Do you consider yourself a violent person? No, sir. 
Are you prone to violence, or do you use it as a last resort? Look, all I do is defend myself, nothing more. But do I start trouble? Never. 
What is your opinion about who is to blame here, those who sell drugs, or the people who use drugs and create a demand for them? What is the relationship between production, sale and consumption? If there was no consumption, there would be no sales. It is true that consumption, day after day, becomes bigger and bigger. So it sells and sells. 
The two times you escaped, it is worth mentioning, there was no violence. With me, it did not come to that. In other situations, what's been seen, things occur differently, but here, we did not use any violence.

I have no issue with interviewing men or women whom we deem evil, as long as there is some purpose or value to society in doing it. But it must never be done to allow them to aggrandise or as a pedestal to gain sympathy and further their lore. Frankly, I did not have any problem with Mr. Penn talking with Hugo Chavez or the Castro brothers; whether you like them or not, they are the elected leaders of their respective countries. While we might disagree with their worldview and governing styles, I do not see them as evil, even if our government chooses to vilify them. This is the justification Mr. Penn seems to give us for this interview. But in this case I simply do not agree because it is not the same thing.

Also, there is nothing wrong in telling the story of a drug lord, like Narcos (the Netflix series about Pablo Escobar), but it must be done through our eyes, not through the voice and eyes of the criminal. The Narcos creators have gone to great lengths to be factual but also to never glorify Pablo or the blood soaked world he created. They have been careful not to demean the bravery of the people who stood up to him or insult the memories of all the people whose lives he destroyed. It is very clear to anyone watching that Pablo Escobar is not the hero or the victim but the monster that he was.

El Chapo’s motives are personal financial gain and absolute power through fear and unchecked bloodlust. El Chapo does not simply kill rival cartel members or people involved the drug trade; he has mercilessly wiped out the families of politicians, policemen, journalists and all those who dared to oppose him.

Unlike prison guards in America who got greedy and took a bribe to help some prisoner escape, the choice for the Mexican prison guard is either to take El Chapo’s money, or to watch your entire family being murdered in front of your eyes. Not much of a choice.
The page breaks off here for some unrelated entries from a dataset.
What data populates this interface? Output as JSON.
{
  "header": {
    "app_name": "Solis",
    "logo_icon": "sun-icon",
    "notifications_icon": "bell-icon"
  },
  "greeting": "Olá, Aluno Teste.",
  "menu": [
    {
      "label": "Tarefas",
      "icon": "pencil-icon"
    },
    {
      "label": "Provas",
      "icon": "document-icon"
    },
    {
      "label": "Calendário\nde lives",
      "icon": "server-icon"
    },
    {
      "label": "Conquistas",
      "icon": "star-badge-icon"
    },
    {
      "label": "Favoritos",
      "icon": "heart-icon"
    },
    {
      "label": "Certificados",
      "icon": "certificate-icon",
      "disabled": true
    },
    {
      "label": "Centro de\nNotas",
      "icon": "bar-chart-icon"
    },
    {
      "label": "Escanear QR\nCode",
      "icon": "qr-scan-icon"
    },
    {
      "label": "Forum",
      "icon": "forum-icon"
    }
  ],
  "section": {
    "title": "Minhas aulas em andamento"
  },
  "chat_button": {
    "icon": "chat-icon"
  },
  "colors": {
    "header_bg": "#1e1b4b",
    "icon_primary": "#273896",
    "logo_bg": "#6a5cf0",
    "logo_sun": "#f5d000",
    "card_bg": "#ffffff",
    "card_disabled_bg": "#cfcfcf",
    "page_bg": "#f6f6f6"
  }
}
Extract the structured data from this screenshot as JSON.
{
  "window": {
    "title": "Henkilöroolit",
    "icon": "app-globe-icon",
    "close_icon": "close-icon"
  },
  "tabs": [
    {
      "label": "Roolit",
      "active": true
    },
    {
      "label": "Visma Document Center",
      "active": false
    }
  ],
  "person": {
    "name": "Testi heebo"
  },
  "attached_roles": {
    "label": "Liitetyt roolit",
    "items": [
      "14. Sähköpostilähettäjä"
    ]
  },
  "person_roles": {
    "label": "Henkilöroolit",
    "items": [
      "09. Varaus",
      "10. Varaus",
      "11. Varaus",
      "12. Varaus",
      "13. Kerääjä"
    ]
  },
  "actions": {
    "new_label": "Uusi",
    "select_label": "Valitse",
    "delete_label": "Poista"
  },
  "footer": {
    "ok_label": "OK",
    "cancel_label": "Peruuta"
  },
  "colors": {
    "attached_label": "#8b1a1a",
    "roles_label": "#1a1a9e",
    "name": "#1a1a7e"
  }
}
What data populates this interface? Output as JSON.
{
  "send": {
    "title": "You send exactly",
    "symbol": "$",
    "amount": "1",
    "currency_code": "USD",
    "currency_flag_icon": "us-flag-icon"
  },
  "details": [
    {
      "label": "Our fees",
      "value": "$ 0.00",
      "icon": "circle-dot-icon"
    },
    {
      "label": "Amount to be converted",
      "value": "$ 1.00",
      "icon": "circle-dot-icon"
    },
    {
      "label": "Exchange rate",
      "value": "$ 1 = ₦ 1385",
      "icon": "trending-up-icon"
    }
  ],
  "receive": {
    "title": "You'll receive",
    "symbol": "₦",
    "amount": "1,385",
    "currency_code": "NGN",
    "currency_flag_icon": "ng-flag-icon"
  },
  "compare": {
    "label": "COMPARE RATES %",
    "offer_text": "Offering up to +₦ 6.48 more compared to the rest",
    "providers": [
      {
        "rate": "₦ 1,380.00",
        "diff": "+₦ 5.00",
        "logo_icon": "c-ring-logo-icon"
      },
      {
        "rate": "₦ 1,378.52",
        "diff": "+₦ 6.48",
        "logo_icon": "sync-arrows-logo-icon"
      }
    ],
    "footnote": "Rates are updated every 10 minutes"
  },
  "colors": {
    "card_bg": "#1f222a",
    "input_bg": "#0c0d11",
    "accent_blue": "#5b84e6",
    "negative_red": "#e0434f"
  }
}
In the article El Chapo tries to paint himself as a simple and poor farm boy, one who was driven into the drug trade because the Mexican economy offered him no other life choices. By the same yardstick, if Mr. Penn had interviewed Adolf Hitler, right before the fall of Berlin, he too might have talked about his troubled and poor childhood. How the death of four of his five siblings at a very young age deeply affected him. Hitler might have discussed wanting to join the priesthood or say how his father tried to force him to join the customs bureau, when all he wanted was to be was an artist. He too might have convinced Mr. Penn that it was the world and circumstances that conspired to push him down a path that was not of his own choosing and making.

We humans have the ability to paint a sympathetic picture of even the devil (and that is a good thing), but this is precisely why we must not with people like Hitler and El Chapo. Most times I believe it is worth reserving judgement about a person, or at the very least hearing their side of their story and justifications for their actions, but there are a few times when the matter is black and white. There is no moral ambivalence with Hitler, nor is there any justification for his actions. People like El Chapo must never be given the opportunity to gain our sympathy to try and somehow justify their madness and cold blooded murder

Sometimes men are simply monsters and there is no benefit to society in trying to understand them or their motivations. In fact, it is better not to try. In these instances, as a society, we have to draw a line. Mr. Penn and Rolling Stone magazine just crossed that line.